Who Needs Facts When Opinions Can Be Inserted Instead?
from the misleading-with-studies dept
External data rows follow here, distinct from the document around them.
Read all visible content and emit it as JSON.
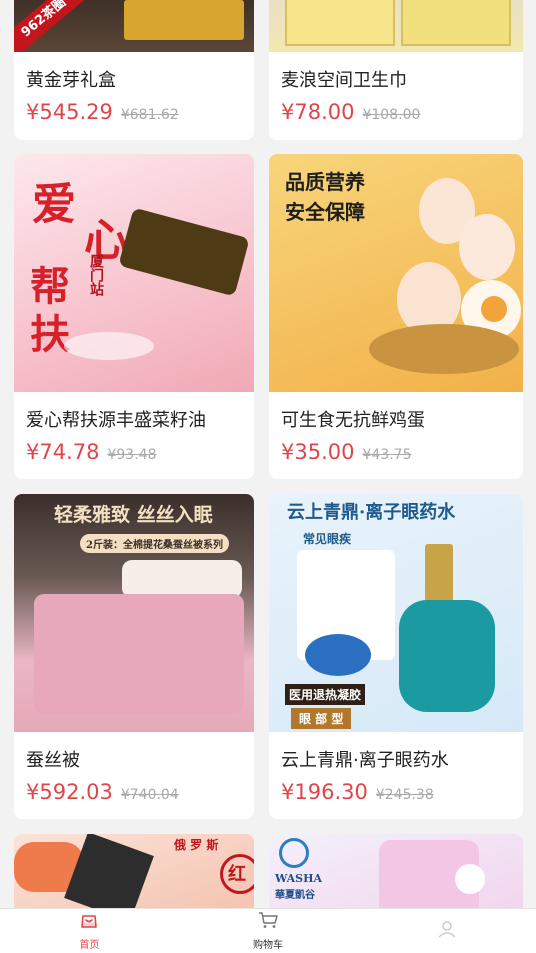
{
  "products": [
    {
      "title": "黄金芽礼盒",
      "price": "¥545.29",
      "old_price": "¥681.62",
      "badge": "962茶圈",
      "image_icon": "gift-box-image"
    },
    {
      "title": "麦浪空间卫生巾",
      "price": "¥78.00",
      "old_price": "¥108.00",
      "image_icon": "tissue-box-image"
    },
    {
      "title": "爱心帮扶源丰盛菜籽油",
      "price": "¥74.78",
      "old_price": "¥93.48",
      "image_text": [
        "爱",
        "心",
        "帮",
        "扶",
        "厦门站"
      ],
      "image_icon": "oil-bottle-image"
    },
    {
      "title": "可生食无抗鲜鸡蛋",
      "price": "¥35.00",
      "old_price": "¥43.75",
      "image_text": [
        "品质营养",
        "安全保障"
      ],
      "image_icon": "eggs-image"
    },
    {
      "title": "蚕丝被",
      "price": "¥592.03",
      "old_price": "¥740.04",
      "image_text": [
        "轻柔雅致  丝丝入眠",
        "2斤装：全棉提花桑蚕丝被系列"
      ],
      "image_icon": "quilt-image"
    },
    {
      "title": "云上青鼎·离子眼药水",
      "price": "¥196.30",
      "old_price": "¥245.38",
      "image_text": [
        "云上青鼎·离子眼药水",
        "常见眼疾",
        "医用退热凝胶",
        "眼 部 型"
      ],
      "image_icon": "eye-drops-image"
    },
    {
      "title": "",
      "price": "",
      "old_price": "",
      "image_text": [
        "俄 罗 斯",
        "红"
      ],
      "image_icon": "sushi-image"
    },
    {
      "title": "",
      "price": "",
      "old_price": "",
      "image_text": [
        "WASHA",
        "華夏凱谷"
      ],
      "image_icon": "detergent-image"
    }
  ],
  "tabbar": {
    "home": "首页",
    "cart": "购物车"
  },
  "colors": {
    "accent": "#e0454a",
    "background": "#f2f2f2"
  }
}
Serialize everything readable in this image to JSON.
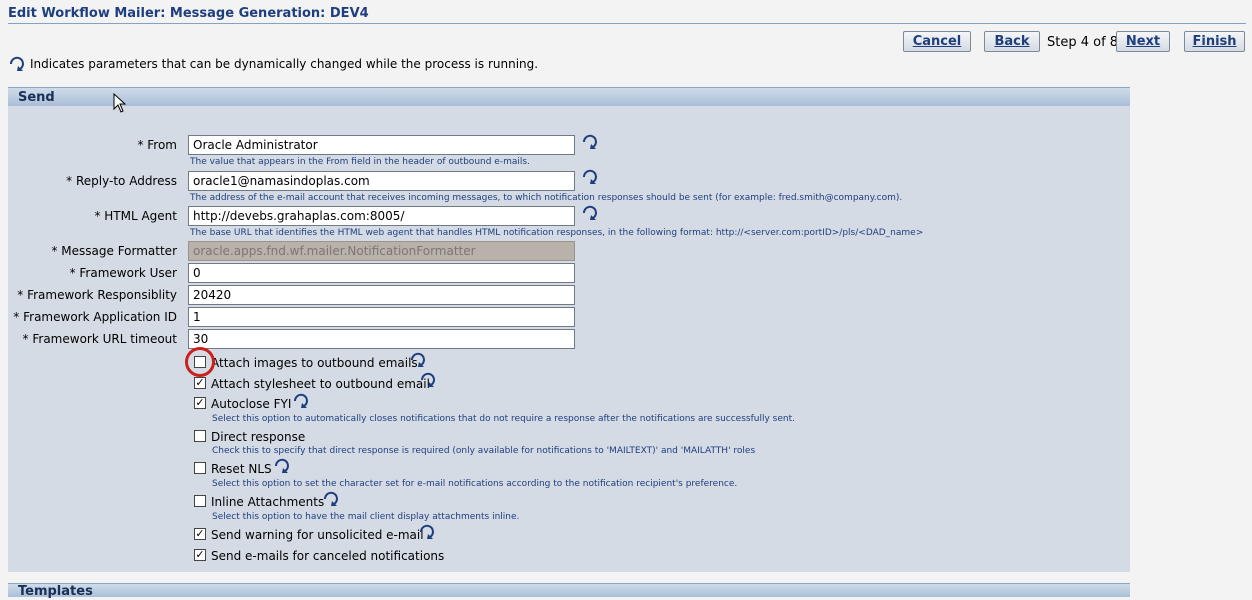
{
  "header": {
    "title": "Edit Workflow Mailer: Message Generation: DEV4",
    "cancel_label": "Cancel",
    "back_label": "Back",
    "step_text": "Step 4 of 8",
    "next_label": "Next",
    "finish_label": "Finish"
  },
  "legend_text": "Indicates parameters that can be dynamically changed while the process is running.",
  "section_send": {
    "title": "Send",
    "fields": {
      "from": {
        "label": "* From",
        "value": "Oracle Administrator",
        "hint": "The value that appears in the From field in the header of outbound e-mails."
      },
      "reply_to": {
        "label": "* Reply-to Address",
        "value": "oracle1@namasindoplas.com",
        "hint": "The address of the e-mail account that receives incoming messages, to which notification responses should be sent (for example: fred.smith@company.com)."
      },
      "html_agent": {
        "label": "* HTML Agent",
        "value": "http://devebs.grahaplas.com:8005/",
        "hint": "The base URL that identifies the HTML web agent that handles HTML notification responses, in the following format: http://<server.com:portID>/pls/<DAD_name>"
      },
      "message_formatter": {
        "label": "* Message Formatter",
        "value": "oracle.apps.fnd.wf.mailer.NotificationFormatter"
      },
      "framework_user": {
        "label": "* Framework User",
        "value": "0"
      },
      "framework_responsibility": {
        "label": "* Framework Responsiblity",
        "value": "20420"
      },
      "framework_application_id": {
        "label": "* Framework Application ID",
        "value": "1"
      },
      "framework_url_timeout": {
        "label": "* Framework URL timeout",
        "value": "30"
      }
    },
    "options": {
      "attach_images": {
        "label": "Attach images to outbound emails",
        "checked": false
      },
      "attach_stylesheet": {
        "label": "Attach stylesheet to outbound email",
        "checked": true
      },
      "autoclose_fyi": {
        "label": "Autoclose FYI",
        "checked": true,
        "hint": "Select this option to automatically closes notifications that do not require a response after the notifications are successfully sent."
      },
      "direct_response": {
        "label": "Direct response",
        "checked": false,
        "hint": "Check this to specify that direct response is required (only available for notifications to 'MAILTEXT)' and 'MAILATTH' roles"
      },
      "reset_nls": {
        "label": "Reset NLS",
        "checked": false,
        "hint": "Select this option to set the character set for e-mail notifications according to the notification recipient's preference."
      },
      "inline_attachments": {
        "label": "Inline Attachments",
        "checked": false,
        "hint": "Select this option to have the mail client display attachments inline."
      },
      "send_warning": {
        "label": "Send warning for unsolicited e-mail",
        "checked": true
      },
      "send_canceled": {
        "label": "Send e-mails for canceled notifications",
        "checked": true
      }
    }
  },
  "section_templates": {
    "title": "Templates"
  },
  "colors": {
    "title_blue": "#1f3e7e",
    "section_header": "#a9bfd8",
    "section_body": "#d5dbe4",
    "highlight_red": "#c9211b"
  }
}
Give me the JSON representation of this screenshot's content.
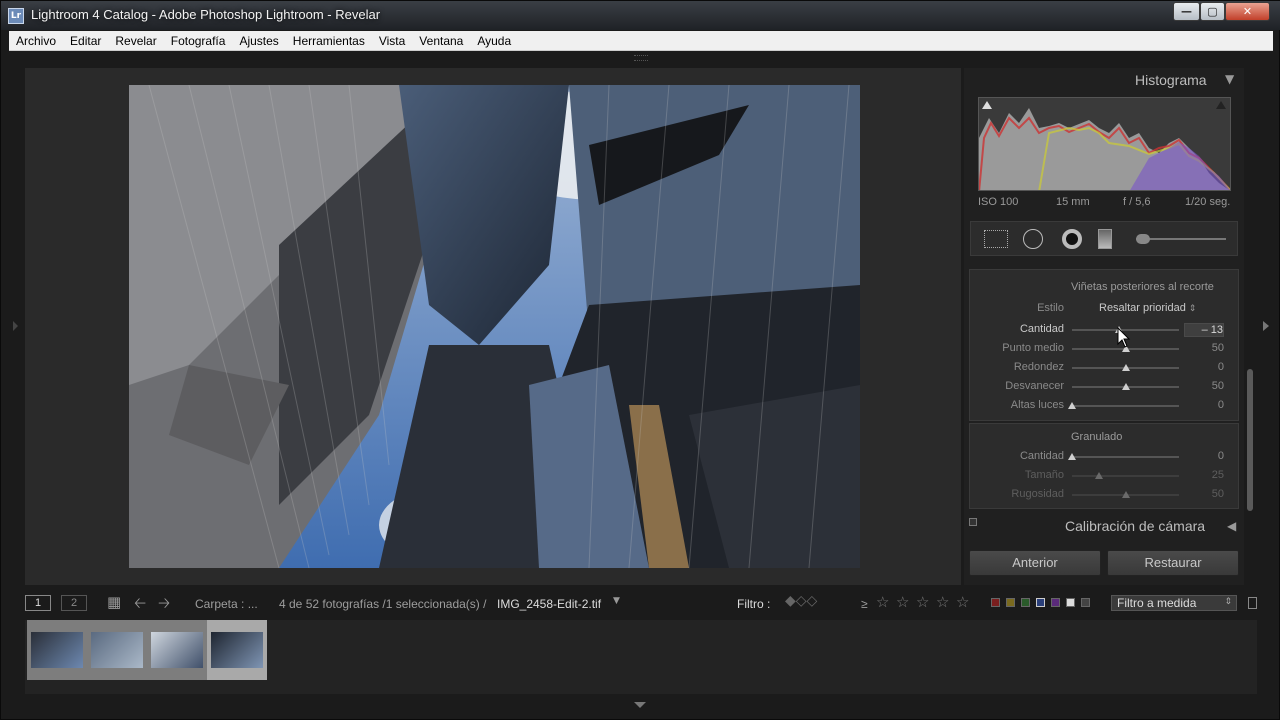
{
  "window": {
    "app_badge": "Lr",
    "title": "Lightroom 4 Catalog - Adobe Photoshop Lightroom - Revelar"
  },
  "menu": [
    "Archivo",
    "Editar",
    "Revelar",
    "Fotografía",
    "Ajustes",
    "Herramientas",
    "Vista",
    "Ventana",
    "Ayuda"
  ],
  "histogram": {
    "title": "Histograma",
    "iso": "ISO 100",
    "focal": "15 mm",
    "aperture": "f / 5,6",
    "shutter": "1/20 seg."
  },
  "vignette": {
    "title": "Viñetas posteriores al recorte",
    "style_label": "Estilo",
    "style_value": "Resaltar prioridad",
    "sliders": [
      {
        "label": "Cantidad",
        "value": "– 13",
        "level": -13
      },
      {
        "label": "Punto medio",
        "value": "50",
        "level": 50
      },
      {
        "label": "Redondez",
        "value": "0",
        "level": 0
      },
      {
        "label": "Desvanecer",
        "value": "50",
        "level": 50
      },
      {
        "label": "Altas luces",
        "value": "0",
        "level": 0
      }
    ]
  },
  "grain": {
    "title": "Granulado",
    "sliders": [
      {
        "label": "Cantidad",
        "value": "0",
        "level": 0
      },
      {
        "label": "Tamaño",
        "value": "25",
        "level": 25
      },
      {
        "label": "Rugosidad",
        "value": "50",
        "level": 50
      }
    ]
  },
  "calibration": {
    "title": "Calibración de cámara"
  },
  "buttons": {
    "previous": "Anterior",
    "reset": "Restaurar"
  },
  "filmbar": {
    "monitor1": "1",
    "monitor2": "2",
    "folder": "Carpeta : ...",
    "count": "4 de 52 fotografías /1 seleccionada(s) /",
    "filename": "IMG_2458-Edit-2.tif",
    "filter_label": "Filtro :",
    "gte": "≥",
    "filter_preset": "Filtro a medida"
  },
  "colors": {
    "panel_bg": "#202020",
    "section_bg": "#2c2c2c",
    "title_bar": "#1f2226",
    "close_red": "#c2402a"
  }
}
While actual studies looking at the language skills of kids who send instant messages and SMS text messages suggest that there's no difference in language skills, why should actually looking at the subjects stop those who are worried about the impacts of these communications technologies? The folks over at Reader's Digest -- who built their whole business on the idea of "condensing" things down -- have published a study saying that many parents believe that such messaging technologies harm the vocabulary skills of their kids. Of course, the headline is more inflammatory than reality, because it's still less than half of parents who believe so (a quarter of parents believe such technologies help vocabulary skills). Still, the problem with this study is that it's not studying the actual issue at all. It's studying what parents think is happening, as opposed to what is actually happening. However, for many people that distinction gets lost, and they assume the study actually says something it never did.